Survey effort can be measured by analyzing response patterns within surveys. Recent evidence from members of our team has highlighted the potential of studying students’ response patterns to questionnaires and tests as a way of quantifying character skills. For example, the simple rate at which students skip questions on surveys is predictive of later educational attainment and labor-market outcomes using data from six nationally representative longitudinal datasets (Hitt, Trivitt & Cheng, 2015). Similarly, measures of “careless answering” on surveys, based on the extent to which adolescence students give unpredictable answers when comparing responses on related questions, are found to be predictive of educational and labor-market outcomes in adulthood (see Hitt, 2015).

With our recent work in the USC Understanding America Study we studied the performance of survey effort measures to proxy for relevant character skills by studying their relationship with self-reported measures of personality and grit, and studying their comparative predictive power for education and labor outcomes. We found that measures of careless answering show promise to be valid proxy measures of relevant character skills among adults. Careless answering correlates mostly with self-reported measures of conscientiousness and neuroticism, just like self-reported grit measures. In addition, careless answering presents stronger correlations with education and labor outcomes than self-reported grit. In contrast, measures based on item non-response did not seem to work as well in this internet panel. We believe this could be the case because of the design of the internet surveys in this panel where non-response is discouraged by a screen message asking respondents of the importance of their answers and encouraging them to go back and complete the information. More work is needed to fully understand how sensitive survey effort measures are to the survey method employed.

In another work we study whether refusing to complete future surveys at all, after volunteering to participate, could also be a proxy for relevant character skills. Our results show that certain personality traits are significantly related to panel attrition.

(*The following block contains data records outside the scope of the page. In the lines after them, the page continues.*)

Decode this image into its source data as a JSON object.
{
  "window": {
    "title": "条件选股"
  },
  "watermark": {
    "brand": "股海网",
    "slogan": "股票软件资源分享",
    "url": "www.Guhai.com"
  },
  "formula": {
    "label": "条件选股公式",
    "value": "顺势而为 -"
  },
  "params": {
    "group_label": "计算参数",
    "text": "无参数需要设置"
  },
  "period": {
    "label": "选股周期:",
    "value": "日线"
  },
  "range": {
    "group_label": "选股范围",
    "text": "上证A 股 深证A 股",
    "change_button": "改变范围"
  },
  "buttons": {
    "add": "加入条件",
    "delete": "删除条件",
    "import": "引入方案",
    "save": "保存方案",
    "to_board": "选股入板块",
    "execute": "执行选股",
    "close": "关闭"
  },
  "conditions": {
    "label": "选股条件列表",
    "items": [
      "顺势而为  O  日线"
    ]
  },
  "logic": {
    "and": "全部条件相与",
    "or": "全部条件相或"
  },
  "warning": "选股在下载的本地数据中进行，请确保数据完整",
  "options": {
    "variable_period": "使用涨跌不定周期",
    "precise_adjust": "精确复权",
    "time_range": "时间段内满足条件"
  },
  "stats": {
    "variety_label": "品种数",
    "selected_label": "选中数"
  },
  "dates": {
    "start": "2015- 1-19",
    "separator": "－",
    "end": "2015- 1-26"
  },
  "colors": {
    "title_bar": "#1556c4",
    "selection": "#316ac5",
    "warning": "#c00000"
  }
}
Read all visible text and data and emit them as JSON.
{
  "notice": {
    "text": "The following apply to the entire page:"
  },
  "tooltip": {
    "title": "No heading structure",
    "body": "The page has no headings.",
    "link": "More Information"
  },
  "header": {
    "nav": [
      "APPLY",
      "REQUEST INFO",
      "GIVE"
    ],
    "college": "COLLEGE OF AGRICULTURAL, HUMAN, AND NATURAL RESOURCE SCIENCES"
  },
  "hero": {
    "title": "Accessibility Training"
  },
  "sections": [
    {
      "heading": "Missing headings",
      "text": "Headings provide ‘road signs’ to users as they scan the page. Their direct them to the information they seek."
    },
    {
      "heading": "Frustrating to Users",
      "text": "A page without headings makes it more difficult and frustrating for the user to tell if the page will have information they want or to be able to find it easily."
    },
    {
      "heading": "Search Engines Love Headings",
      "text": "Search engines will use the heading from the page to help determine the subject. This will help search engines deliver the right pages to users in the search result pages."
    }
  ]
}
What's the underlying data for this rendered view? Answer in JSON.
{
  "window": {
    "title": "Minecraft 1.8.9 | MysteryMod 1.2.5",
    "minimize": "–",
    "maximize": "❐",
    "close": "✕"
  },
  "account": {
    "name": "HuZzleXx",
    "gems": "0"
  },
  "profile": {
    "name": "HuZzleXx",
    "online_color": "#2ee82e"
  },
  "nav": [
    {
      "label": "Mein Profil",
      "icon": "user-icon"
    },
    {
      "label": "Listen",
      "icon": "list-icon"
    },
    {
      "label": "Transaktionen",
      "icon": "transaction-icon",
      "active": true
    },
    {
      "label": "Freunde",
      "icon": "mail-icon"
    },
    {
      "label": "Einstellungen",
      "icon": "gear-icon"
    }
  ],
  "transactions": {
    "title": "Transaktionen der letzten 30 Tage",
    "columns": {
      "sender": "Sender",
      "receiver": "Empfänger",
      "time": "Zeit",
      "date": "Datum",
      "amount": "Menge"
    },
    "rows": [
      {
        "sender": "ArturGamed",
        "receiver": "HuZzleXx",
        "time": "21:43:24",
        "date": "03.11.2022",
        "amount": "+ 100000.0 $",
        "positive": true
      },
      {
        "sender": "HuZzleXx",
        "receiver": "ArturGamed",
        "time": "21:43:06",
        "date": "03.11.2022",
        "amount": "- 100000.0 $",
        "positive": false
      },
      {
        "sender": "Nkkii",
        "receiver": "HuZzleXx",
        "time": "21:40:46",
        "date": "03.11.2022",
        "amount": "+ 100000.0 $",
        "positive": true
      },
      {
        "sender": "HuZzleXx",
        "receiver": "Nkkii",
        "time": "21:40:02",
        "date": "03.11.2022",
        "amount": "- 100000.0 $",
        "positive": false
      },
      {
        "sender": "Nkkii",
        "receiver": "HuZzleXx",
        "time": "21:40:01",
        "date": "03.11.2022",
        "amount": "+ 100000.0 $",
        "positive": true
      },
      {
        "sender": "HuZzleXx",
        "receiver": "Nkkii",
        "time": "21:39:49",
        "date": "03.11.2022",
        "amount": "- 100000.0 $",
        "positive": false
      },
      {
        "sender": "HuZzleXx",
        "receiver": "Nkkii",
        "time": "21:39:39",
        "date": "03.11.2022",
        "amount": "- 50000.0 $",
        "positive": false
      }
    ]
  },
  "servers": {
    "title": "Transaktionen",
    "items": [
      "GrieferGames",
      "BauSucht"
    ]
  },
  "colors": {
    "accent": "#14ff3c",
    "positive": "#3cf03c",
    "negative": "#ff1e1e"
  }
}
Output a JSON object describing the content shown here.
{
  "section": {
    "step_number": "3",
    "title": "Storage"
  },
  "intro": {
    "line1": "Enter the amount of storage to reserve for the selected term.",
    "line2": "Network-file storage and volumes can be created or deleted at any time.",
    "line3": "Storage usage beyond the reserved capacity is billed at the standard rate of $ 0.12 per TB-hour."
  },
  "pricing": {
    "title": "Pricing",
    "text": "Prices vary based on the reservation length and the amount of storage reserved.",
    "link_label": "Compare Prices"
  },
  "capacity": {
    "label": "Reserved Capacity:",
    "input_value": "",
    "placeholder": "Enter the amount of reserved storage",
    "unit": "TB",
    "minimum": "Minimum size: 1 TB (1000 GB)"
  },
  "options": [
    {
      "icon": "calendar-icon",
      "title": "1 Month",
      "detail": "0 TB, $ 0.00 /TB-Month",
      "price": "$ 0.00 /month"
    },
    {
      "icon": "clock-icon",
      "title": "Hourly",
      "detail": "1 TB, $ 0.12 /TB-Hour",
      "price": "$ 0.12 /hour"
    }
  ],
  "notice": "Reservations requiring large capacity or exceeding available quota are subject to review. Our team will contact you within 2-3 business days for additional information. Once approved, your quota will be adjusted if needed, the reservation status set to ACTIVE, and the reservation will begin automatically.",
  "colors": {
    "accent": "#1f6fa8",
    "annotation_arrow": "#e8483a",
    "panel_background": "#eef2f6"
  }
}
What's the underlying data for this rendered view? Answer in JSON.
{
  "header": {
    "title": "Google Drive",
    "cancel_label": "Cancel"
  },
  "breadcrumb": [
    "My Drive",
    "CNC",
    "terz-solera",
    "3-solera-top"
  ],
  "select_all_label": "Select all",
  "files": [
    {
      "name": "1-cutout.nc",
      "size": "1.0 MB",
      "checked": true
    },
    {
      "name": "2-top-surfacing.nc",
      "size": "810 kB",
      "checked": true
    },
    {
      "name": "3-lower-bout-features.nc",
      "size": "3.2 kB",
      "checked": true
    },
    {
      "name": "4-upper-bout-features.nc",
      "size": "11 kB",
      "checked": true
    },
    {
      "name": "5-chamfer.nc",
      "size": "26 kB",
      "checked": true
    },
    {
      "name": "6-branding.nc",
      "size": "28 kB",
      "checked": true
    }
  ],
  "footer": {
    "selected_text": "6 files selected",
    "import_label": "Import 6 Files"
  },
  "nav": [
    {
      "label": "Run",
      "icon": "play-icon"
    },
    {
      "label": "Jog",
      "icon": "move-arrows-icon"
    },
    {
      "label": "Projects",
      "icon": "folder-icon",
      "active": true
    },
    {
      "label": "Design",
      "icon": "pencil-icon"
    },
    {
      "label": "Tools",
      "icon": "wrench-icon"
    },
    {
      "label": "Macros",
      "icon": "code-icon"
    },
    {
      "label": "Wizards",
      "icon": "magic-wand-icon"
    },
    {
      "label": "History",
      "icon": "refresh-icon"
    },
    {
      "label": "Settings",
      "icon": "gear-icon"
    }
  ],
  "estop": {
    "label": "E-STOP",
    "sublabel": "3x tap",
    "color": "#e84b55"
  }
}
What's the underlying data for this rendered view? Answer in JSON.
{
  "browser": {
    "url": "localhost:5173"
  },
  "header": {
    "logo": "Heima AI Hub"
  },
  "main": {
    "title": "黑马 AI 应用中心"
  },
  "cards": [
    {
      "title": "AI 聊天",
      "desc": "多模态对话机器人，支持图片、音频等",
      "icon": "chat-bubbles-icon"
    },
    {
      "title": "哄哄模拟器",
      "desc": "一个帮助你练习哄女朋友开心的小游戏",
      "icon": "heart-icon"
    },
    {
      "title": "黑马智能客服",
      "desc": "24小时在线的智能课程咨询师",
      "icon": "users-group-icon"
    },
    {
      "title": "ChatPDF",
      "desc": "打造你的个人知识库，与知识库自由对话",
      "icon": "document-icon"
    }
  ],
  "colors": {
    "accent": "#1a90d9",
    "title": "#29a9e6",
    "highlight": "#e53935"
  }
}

Complete non-response to future surveys is more prevalent among those less conscientious and more open to experience, even after controlling for demographic information and cognitive ability.

Overall, our work shows the potential for measures of survey effort to proxy for relevant character skills related to conscientiousness. Usually, when working with data, researchers eliminate those incomplete or suspicious responses from the analysis. Our work suggests ways to capture measures of conscientiousness for those students or respondents who expend low effort on surveys – they may provide thoughtless answers or skip questions entirely. This is an important development as effort on surveys is likely related to the very skills that researchers are attempting to measure. For example, respondents who lack grit or self-control are unlikely to report that they lack those skills. This indicates that measurement error on surveys is related to the underlying skills we seek to measure, which then leads to invalid research findings. By studying actual behavior through the effort individuals devote to surveys we aim to include these respondents in the analysis limiting such bias. An added cost-effective benefit of our approach for measuring conscientiousness through survey effort is that these measures do not require new data to be collected. Therefore, one could obtain measures of character skills to complement already-collected datasets, expanding the opportunity for researchers to answer new questions with existing data, with the hope to find better ways to develop these important skills in our schools and classrooms.